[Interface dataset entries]
####

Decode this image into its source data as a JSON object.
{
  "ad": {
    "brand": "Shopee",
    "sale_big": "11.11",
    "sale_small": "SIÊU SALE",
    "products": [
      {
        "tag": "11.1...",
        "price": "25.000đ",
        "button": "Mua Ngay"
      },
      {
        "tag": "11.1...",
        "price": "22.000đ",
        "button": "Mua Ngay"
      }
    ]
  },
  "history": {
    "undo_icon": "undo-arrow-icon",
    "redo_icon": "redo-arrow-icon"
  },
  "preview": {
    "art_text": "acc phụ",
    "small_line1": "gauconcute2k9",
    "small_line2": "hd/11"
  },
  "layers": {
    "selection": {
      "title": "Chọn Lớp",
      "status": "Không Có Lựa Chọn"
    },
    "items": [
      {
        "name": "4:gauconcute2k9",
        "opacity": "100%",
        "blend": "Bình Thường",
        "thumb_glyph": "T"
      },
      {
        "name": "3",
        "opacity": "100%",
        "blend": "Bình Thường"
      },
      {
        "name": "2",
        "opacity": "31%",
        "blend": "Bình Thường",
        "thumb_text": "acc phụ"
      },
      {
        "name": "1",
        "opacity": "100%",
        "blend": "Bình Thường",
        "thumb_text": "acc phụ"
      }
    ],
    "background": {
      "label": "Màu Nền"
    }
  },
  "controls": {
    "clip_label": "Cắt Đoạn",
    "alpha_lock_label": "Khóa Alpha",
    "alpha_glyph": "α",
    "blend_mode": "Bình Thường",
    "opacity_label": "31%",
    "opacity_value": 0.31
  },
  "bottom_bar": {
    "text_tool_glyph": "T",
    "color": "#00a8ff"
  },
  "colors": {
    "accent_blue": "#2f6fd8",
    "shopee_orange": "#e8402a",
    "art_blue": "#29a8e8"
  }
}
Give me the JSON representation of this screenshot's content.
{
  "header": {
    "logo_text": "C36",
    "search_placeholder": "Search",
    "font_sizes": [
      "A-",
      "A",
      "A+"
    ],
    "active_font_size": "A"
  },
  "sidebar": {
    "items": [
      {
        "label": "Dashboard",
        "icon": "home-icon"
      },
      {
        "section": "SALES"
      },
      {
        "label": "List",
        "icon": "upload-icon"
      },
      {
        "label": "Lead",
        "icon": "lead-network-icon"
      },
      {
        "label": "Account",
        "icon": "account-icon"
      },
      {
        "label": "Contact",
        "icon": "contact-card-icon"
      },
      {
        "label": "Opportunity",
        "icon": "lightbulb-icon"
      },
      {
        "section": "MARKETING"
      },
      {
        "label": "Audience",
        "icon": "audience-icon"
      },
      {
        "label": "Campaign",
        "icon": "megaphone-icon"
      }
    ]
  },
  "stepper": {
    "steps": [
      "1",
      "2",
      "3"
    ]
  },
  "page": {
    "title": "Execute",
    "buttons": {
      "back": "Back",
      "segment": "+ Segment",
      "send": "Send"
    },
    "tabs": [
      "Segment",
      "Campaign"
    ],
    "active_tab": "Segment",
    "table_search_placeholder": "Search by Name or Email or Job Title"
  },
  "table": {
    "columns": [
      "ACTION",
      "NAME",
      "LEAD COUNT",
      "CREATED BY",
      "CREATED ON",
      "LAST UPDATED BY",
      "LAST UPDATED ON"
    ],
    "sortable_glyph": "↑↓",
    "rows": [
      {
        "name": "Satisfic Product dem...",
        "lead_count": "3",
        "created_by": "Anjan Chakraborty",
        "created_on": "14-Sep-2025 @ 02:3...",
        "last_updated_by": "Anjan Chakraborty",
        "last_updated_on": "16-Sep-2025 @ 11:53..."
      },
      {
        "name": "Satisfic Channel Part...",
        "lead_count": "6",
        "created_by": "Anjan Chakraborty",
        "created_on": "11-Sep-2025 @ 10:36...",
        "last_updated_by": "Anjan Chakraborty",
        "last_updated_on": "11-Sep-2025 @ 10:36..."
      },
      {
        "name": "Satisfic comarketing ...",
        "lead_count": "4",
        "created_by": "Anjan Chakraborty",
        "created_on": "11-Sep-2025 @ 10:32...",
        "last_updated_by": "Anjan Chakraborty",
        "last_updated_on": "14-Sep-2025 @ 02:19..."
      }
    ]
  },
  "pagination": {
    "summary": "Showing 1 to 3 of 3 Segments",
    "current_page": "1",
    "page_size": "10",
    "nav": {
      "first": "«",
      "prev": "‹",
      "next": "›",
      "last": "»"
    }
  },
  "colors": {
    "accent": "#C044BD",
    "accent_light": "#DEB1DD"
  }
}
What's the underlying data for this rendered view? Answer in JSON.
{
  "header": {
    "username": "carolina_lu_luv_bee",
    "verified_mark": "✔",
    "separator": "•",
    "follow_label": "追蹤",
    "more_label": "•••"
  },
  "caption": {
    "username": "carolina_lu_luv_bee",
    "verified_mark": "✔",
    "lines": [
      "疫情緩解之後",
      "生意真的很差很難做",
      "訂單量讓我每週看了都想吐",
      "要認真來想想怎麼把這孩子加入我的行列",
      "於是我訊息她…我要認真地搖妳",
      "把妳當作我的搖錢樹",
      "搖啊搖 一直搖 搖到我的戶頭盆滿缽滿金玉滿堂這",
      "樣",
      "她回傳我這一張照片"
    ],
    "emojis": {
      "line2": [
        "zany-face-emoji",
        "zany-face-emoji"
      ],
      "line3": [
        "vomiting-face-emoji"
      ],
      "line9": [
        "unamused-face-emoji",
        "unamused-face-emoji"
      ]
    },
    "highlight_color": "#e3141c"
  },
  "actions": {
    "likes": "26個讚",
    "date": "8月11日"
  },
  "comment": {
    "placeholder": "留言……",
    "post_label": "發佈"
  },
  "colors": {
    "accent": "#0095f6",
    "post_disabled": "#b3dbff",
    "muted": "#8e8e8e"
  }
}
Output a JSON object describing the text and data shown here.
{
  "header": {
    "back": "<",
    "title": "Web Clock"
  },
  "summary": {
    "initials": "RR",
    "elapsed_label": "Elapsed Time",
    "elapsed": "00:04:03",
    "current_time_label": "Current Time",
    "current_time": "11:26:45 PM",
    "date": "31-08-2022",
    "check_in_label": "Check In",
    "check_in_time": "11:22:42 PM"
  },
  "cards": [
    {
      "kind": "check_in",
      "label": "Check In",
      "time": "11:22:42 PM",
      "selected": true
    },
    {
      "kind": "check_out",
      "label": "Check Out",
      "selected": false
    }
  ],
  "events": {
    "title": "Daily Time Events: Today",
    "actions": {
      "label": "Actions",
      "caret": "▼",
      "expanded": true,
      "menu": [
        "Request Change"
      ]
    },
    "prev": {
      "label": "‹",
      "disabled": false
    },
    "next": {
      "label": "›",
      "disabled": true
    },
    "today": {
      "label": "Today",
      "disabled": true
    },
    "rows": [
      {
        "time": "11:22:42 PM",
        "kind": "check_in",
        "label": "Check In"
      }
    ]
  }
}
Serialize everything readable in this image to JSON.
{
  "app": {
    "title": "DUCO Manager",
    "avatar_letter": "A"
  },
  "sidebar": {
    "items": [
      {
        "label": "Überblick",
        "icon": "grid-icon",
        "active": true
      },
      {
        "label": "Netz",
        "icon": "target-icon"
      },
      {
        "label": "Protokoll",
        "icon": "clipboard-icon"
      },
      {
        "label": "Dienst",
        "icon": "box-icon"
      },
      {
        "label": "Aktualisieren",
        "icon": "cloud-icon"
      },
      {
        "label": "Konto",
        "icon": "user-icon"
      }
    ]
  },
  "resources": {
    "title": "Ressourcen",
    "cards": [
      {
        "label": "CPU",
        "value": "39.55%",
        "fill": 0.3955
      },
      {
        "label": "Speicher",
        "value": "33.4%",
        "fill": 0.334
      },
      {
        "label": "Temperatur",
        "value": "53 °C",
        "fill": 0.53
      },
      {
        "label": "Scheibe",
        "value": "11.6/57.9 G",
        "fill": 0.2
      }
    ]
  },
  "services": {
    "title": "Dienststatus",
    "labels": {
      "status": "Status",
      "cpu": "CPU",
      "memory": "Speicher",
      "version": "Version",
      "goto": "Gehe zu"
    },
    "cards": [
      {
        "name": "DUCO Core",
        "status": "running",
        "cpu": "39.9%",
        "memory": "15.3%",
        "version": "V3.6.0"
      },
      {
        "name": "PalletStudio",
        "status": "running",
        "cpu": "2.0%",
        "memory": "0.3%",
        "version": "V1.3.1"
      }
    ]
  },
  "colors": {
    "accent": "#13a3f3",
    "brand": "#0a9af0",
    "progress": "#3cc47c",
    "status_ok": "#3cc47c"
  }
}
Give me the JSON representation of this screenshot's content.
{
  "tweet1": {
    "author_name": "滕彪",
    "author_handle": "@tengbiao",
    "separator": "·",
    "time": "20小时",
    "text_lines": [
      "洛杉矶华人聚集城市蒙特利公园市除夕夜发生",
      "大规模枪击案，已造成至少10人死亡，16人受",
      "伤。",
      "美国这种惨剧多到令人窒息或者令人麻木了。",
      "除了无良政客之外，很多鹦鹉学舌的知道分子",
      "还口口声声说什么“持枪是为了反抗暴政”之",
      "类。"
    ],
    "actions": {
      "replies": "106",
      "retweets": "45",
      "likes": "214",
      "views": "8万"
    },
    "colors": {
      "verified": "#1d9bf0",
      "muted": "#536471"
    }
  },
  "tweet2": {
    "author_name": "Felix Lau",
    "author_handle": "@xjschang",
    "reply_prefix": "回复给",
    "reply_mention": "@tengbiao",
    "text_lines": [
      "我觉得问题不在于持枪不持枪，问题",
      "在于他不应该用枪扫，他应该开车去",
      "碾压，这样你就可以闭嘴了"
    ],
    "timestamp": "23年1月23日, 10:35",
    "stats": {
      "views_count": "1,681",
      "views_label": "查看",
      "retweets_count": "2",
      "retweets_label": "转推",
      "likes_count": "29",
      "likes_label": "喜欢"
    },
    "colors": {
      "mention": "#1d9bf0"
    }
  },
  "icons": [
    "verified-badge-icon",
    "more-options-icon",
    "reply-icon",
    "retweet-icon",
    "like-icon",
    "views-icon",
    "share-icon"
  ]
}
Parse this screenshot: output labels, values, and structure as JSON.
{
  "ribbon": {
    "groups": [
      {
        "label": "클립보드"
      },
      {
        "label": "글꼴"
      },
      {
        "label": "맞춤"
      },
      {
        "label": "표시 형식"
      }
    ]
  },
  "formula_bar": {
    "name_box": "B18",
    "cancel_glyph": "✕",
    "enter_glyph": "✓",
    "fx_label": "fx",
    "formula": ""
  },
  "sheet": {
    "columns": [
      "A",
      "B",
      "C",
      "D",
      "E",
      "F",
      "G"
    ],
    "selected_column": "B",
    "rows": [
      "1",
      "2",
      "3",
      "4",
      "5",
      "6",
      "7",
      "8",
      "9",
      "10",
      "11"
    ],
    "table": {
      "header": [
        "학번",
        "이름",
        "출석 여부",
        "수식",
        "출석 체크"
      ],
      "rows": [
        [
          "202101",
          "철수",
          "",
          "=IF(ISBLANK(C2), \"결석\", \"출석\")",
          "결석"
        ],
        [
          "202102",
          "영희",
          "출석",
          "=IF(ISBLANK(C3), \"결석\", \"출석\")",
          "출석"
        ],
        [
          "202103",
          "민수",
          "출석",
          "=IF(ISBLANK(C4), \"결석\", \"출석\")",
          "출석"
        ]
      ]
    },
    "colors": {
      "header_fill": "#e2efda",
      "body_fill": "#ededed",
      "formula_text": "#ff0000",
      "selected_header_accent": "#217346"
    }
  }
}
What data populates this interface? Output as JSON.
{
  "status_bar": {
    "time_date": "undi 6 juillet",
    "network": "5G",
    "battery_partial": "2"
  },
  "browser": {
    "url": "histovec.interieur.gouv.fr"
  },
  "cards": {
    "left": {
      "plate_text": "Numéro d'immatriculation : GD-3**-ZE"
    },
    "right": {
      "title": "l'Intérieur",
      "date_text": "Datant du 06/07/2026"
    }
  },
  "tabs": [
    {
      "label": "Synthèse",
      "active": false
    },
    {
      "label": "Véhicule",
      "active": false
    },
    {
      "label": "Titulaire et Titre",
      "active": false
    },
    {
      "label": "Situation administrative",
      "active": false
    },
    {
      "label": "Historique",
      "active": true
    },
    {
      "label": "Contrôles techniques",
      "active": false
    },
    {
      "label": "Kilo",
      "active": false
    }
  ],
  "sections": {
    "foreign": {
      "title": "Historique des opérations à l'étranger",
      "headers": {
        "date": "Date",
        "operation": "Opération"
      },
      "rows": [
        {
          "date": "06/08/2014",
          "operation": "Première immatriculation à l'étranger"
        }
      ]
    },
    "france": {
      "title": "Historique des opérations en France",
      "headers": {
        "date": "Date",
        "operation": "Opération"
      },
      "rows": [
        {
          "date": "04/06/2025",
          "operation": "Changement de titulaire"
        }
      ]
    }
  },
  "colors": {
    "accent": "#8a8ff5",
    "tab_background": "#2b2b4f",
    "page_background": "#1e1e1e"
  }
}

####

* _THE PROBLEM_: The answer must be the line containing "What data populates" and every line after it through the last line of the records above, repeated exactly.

* _EXERCISE OUTPUT_:
What data populates this interface? Output as JSON.
{
  "status_bar": {
    "time_date": "undi 6 juillet",
    "network": "5G",
    "battery_partial": "2"
  },
  "browser": {
    "url": "histovec.interieur.gouv.fr"
  },
  "cards": {
    "left": {
      "plate_text": "Numéro d'immatriculation : GD-3**-ZE"
    },
    "right": {
      "title": "l'Intérieur",
      "date_text": "Datant du 06/07/2026"
    }
  },
  "tabs": [
    {
      "label": "Synthèse",
      "active": false
    },
    {
      "label": "Véhicule",
      "active": false
    },
    {
      "label": "Titulaire et Titre",
      "active": false
    },
    {
      "label": "Situation administrative",
      "active": false
    },
    {
      "label": "Historique",
      "active": true
    },
    {
      "label": "Contrôles techniques",
      "active": false
    },
    {
      "label": "Kilo",
      "active": false
    }
  ],
  "sections": {
    "foreign": {
      "title": "Historique des opérations à l'étranger",
      "headers": {
        "date": "Date",
        "operation": "Opération"
      },
      "rows": [
        {
          "date": "06/08/2014",
          "operation": "Première immatriculation à l'étranger"
        }
      ]
    },
    "france": {
      "title": "Historique des opérations en France",
      "headers": {
        "date": "Date",
        "operation": "Opération"
      },
      "rows": [
        {
          "date": "04/06/2025",
          "operation": "Changement de titulaire"
        }
      ]
    }
  },
  "colors": {
    "accent": "#8a8ff5",
    "tab_background": "#2b2b4f",
    "page_background": "#1e1e1e"
  }
}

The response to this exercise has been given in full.